Further, Beach did not use the vascular neck restraint technique. Instead, he used a “bar arm choke” which compresses the windpipe and vocal cords and suppresses the air flow to the lungs, which can induce unconsciousness. That dangerous and potentially fatal technique is not approved by the Muskogee Police Department for any application. Also not approved is using a hand to choke a suspect.

The police department reported that if he had possessed the proper training, it found Beach would have been justified in using an approved restraint technique because its review of the video showed that Neel was about to head-butt him and that his reaction was not in response to the suspect calling him a “punk-ass bitch.”

“When a suspect is handcuffed,” the official statement reads, “his ability to inflict an assault on an officer is reduced, but is not eliminated. Lt. Beach, during the course of the incident, believed the suspect, acting with such intense anger, was going to strike Lt. Beach with his head.”

The statement goes on to reiterate that the techniques Beach used were not authorized by the department and “corrective action has been taken.”

Police department policy requires the police to get immediate medical attention for suspects against whom the correct vascular restraint method is used and to inform the medical personnel that a neck restraint was used. However, in this case, not only did they not get immediate medical attention for Neel, but when EMTs finally arrived to the holding area at the jail, they were only informed that Neel had a laceration on his head, and not that he was choked by an officer.

In addition, jail personnel are supposed to be informed of the usage of the technique, but they also were not.

The department also stated that leaning on the suspect’s neck with a knee is not an approved means of restraint. The department said it is implementing a “mandatory refresher” on new methods that do not utilize the unapproved technique.

Neal was convicted in 2006 of possession of controlled dangerous substance and possession of CDS in jail, for which he received a 3-year deferred sentence. In 2010, he was convicted of misdemeanor disturbing the peace for fighting in Coweta and using “language to evoke.” In the March 17 case, he has been charged with misdemeanor domestic abuse, misdemeanor assault on a police officer and misdemeanor resisting an officer. Police say they reached out to him about his request to file a brutality complaint against Beach, but they have been unable to reach him. A warrant has been issued for his arrest.

The Police Department’s responses to MuskogeeNOW’s questions on the incident can be read here. Note: the questions are the police department’s paraphrase of the questions, not as exactly asked by MuskogeeNOW, which appear below:

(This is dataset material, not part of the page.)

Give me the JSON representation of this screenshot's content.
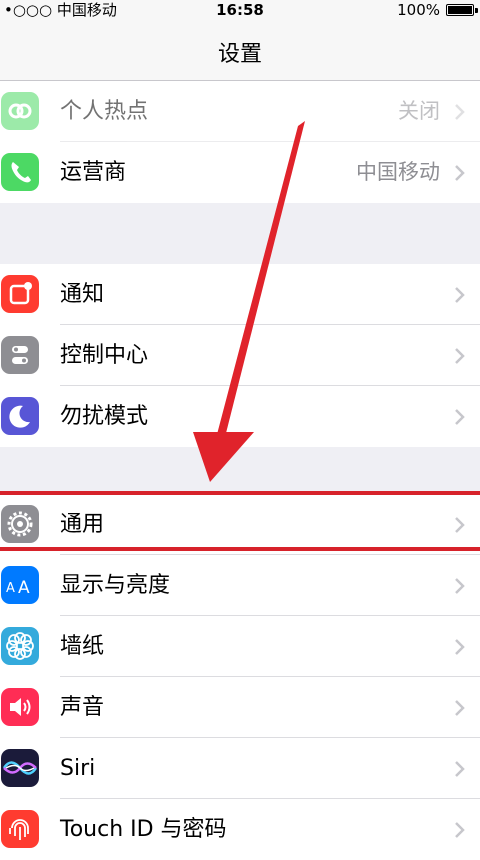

UPDATE 6/29: The police department said Beach’s discipline, though they still can’t specify what that entailed, was on May 12. Beach has had no complaints of excessive force in the past 30 years, according to police spokesperson Lynn Hamlin.